■ **WHAT TO WORK ON**: Repeat the following data exactly, omitting pictures.

■ **SUPPLIED RECORDS**:
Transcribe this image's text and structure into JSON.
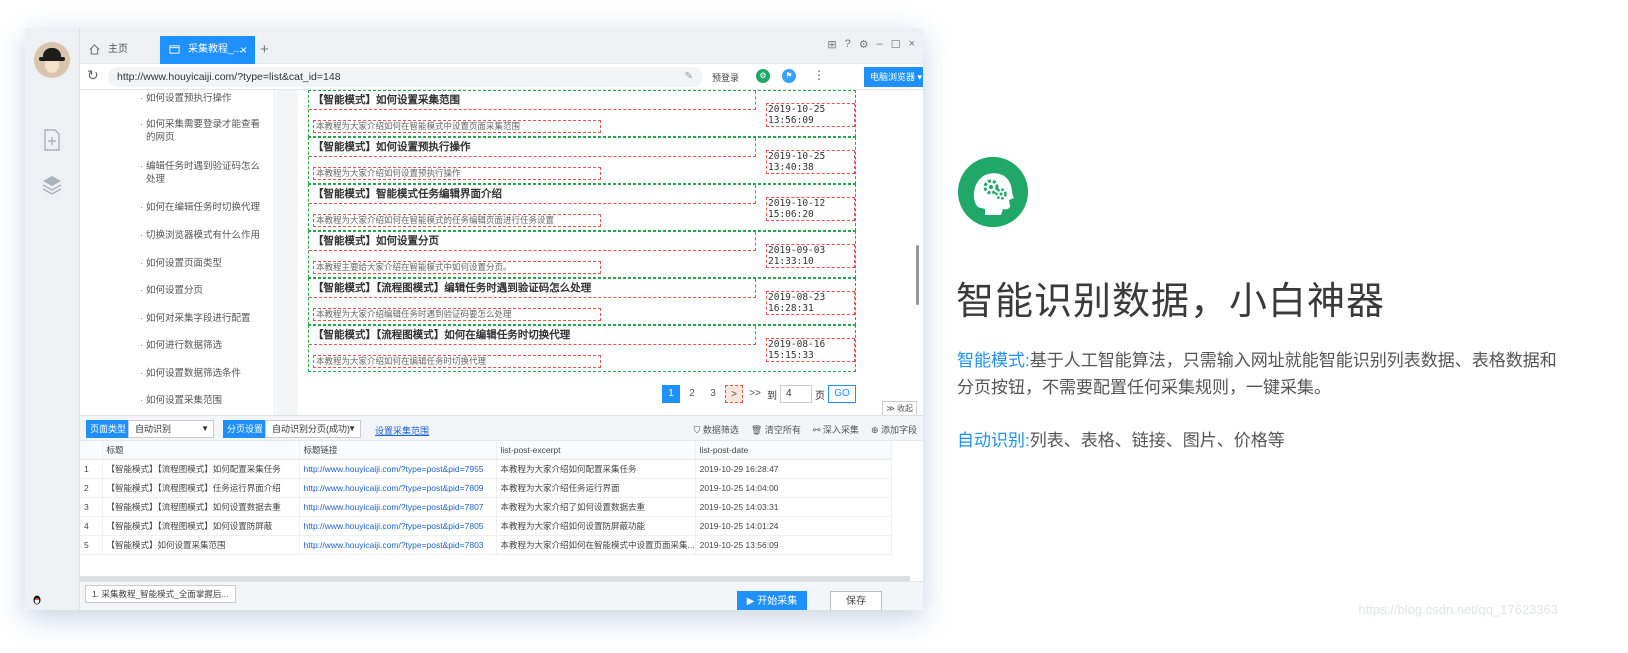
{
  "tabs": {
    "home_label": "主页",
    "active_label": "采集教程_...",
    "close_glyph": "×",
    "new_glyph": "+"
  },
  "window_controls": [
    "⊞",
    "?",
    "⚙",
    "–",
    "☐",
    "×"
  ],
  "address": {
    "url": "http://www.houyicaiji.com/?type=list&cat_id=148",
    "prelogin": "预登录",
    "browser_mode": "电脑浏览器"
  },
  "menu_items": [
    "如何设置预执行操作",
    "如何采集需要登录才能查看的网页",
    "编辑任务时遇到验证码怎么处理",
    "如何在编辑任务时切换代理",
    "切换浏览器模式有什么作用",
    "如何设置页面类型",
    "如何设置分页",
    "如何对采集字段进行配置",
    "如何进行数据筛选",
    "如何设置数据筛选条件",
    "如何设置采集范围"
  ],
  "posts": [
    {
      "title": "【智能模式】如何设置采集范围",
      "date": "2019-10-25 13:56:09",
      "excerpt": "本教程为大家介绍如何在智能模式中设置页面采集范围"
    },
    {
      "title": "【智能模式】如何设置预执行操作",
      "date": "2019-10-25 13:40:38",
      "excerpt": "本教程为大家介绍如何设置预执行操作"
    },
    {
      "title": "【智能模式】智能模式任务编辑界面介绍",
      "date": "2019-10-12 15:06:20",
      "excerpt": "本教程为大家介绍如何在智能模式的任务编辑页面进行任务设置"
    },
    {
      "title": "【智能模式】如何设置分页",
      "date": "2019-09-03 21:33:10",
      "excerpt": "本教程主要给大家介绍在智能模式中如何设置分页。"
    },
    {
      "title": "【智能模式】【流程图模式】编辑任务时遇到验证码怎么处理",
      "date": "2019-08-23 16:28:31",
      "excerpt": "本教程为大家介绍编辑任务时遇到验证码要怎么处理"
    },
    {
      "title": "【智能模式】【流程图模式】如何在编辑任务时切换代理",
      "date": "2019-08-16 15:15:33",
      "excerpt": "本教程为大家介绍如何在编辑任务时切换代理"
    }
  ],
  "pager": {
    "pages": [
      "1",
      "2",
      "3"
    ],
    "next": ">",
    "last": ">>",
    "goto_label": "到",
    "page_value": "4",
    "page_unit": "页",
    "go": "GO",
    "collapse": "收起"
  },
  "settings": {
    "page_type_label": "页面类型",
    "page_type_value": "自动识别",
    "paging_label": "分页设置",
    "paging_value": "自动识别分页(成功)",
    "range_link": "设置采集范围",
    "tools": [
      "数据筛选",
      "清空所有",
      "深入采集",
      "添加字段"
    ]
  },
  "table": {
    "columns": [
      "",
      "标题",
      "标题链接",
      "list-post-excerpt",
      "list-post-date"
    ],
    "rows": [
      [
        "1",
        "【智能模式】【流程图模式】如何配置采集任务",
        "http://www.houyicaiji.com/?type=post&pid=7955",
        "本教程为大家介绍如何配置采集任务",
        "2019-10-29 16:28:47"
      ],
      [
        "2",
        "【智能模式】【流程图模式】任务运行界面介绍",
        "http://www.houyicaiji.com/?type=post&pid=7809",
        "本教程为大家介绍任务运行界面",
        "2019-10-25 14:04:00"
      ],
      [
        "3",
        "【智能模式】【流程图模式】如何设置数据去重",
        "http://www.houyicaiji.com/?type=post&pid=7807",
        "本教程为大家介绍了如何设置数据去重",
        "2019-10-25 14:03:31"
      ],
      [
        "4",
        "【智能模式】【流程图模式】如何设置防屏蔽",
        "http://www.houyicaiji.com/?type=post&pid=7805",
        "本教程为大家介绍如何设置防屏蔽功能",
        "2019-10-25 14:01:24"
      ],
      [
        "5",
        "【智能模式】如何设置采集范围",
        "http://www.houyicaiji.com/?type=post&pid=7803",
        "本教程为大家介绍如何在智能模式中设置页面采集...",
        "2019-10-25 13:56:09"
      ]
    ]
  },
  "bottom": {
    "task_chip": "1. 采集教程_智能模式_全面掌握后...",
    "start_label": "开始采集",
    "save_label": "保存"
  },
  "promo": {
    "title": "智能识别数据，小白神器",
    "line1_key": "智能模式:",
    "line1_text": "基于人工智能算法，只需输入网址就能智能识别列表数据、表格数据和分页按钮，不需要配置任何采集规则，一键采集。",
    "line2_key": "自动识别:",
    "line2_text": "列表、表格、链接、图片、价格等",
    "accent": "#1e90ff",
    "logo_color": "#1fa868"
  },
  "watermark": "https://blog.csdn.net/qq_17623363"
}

■ **EXPECTED ANSWER**:
Transcribe this image's text and structure into JSON.
{
  "tabs": {
    "home_label": "主页",
    "active_label": "采集教程_...",
    "close_glyph": "×",
    "new_glyph": "+"
  },
  "window_controls": [
    "⊞",
    "?",
    "⚙",
    "–",
    "☐",
    "×"
  ],
  "address": {
    "url": "http://www.houyicaiji.com/?type=list&cat_id=148",
    "prelogin": "预登录",
    "browser_mode": "电脑浏览器"
  },
  "menu_items": [
    "如何设置预执行操作",
    "如何采集需要登录才能查看的网页",
    "编辑任务时遇到验证码怎么处理",
    "如何在编辑任务时切换代理",
    "切换浏览器模式有什么作用",
    "如何设置页面类型",
    "如何设置分页",
    "如何对采集字段进行配置",
    "如何进行数据筛选",
    "如何设置数据筛选条件",
    "如何设置采集范围"
  ],
  "posts": [
    {
      "title": "【智能模式】如何设置采集范围",
      "date": "2019-10-25 13:56:09",
      "excerpt": "本教程为大家介绍如何在智能模式中设置页面采集范围"
    },
    {
      "title": "【智能模式】如何设置预执行操作",
      "date": "2019-10-25 13:40:38",
      "excerpt": "本教程为大家介绍如何设置预执行操作"
    },
    {
      "title": "【智能模式】智能模式任务编辑界面介绍",
      "date": "2019-10-12 15:06:20",
      "excerpt": "本教程为大家介绍如何在智能模式的任务编辑页面进行任务设置"
    },
    {
      "title": "【智能模式】如何设置分页",
      "date": "2019-09-03 21:33:10",
      "excerpt": "本教程主要给大家介绍在智能模式中如何设置分页。"
    },
    {
      "title": "【智能模式】【流程图模式】编辑任务时遇到验证码怎么处理",
      "date": "2019-08-23 16:28:31",
      "excerpt": "本教程为大家介绍编辑任务时遇到验证码要怎么处理"
    },
    {
      "title": "【智能模式】【流程图模式】如何在编辑任务时切换代理",
      "date": "2019-08-16 15:15:33",
      "excerpt": "本教程为大家介绍如何在编辑任务时切换代理"
    }
  ],
  "pager": {
    "pages": [
      "1",
      "2",
      "3"
    ],
    "next": ">",
    "last": ">>",
    "goto_label": "到",
    "page_value": "4",
    "page_unit": "页",
    "go": "GO",
    "collapse": "收起"
  },
  "settings": {
    "page_type_label": "页面类型",
    "page_type_value": "自动识别",
    "paging_label": "分页设置",
    "paging_value": "自动识别分页(成功)",
    "range_link": "设置采集范围",
    "tools": [
      "数据筛选",
      "清空所有",
      "深入采集",
      "添加字段"
    ]
  },
  "table": {
    "columns": [
      "",
      "标题",
      "标题链接",
      "list-post-excerpt",
      "list-post-date"
    ],
    "rows": [
      [
        "1",
        "【智能模式】【流程图模式】如何配置采集任务",
        "http://www.houyicaiji.com/?type=post&pid=7955",
        "本教程为大家介绍如何配置采集任务",
        "2019-10-29 16:28:47"
      ],
      [
        "2",
        "【智能模式】【流程图模式】任务运行界面介绍",
        "http://www.houyicaiji.com/?type=post&pid=7809",
        "本教程为大家介绍任务运行界面",
        "2019-10-25 14:04:00"
      ],
      [
        "3",
        "【智能模式】【流程图模式】如何设置数据去重",
        "http://www.houyicaiji.com/?type=post&pid=7807",
        "本教程为大家介绍了如何设置数据去重",
        "2019-10-25 14:03:31"
      ],
      [
        "4",
        "【智能模式】【流程图模式】如何设置防屏蔽",
        "http://www.houyicaiji.com/?type=post&pid=7805",
        "本教程为大家介绍如何设置防屏蔽功能",
        "2019-10-25 14:01:24"
      ],
      [
        "5",
        "【智能模式】如何设置采集范围",
        "http://www.houyicaiji.com/?type=post&pid=7803",
        "本教程为大家介绍如何在智能模式中设置页面采集...",
        "2019-10-25 13:56:09"
      ]
    ]
  },
  "bottom": {
    "task_chip": "1. 采集教程_智能模式_全面掌握后...",
    "start_label": "开始采集",
    "save_label": "保存"
  },
  "promo": {
    "title": "智能识别数据，小白神器",
    "line1_key": "智能模式:",
    "line1_text": "基于人工智能算法，只需输入网址就能智能识别列表数据、表格数据和分页按钮，不需要配置任何采集规则，一键采集。",
    "line2_key": "自动识别:",
    "line2_text": "列表、表格、链接、图片、价格等",
    "accent": "#1e90ff",
    "logo_color": "#1fa868"
  },
  "watermark": "https://blog.csdn.net/qq_17623363"
}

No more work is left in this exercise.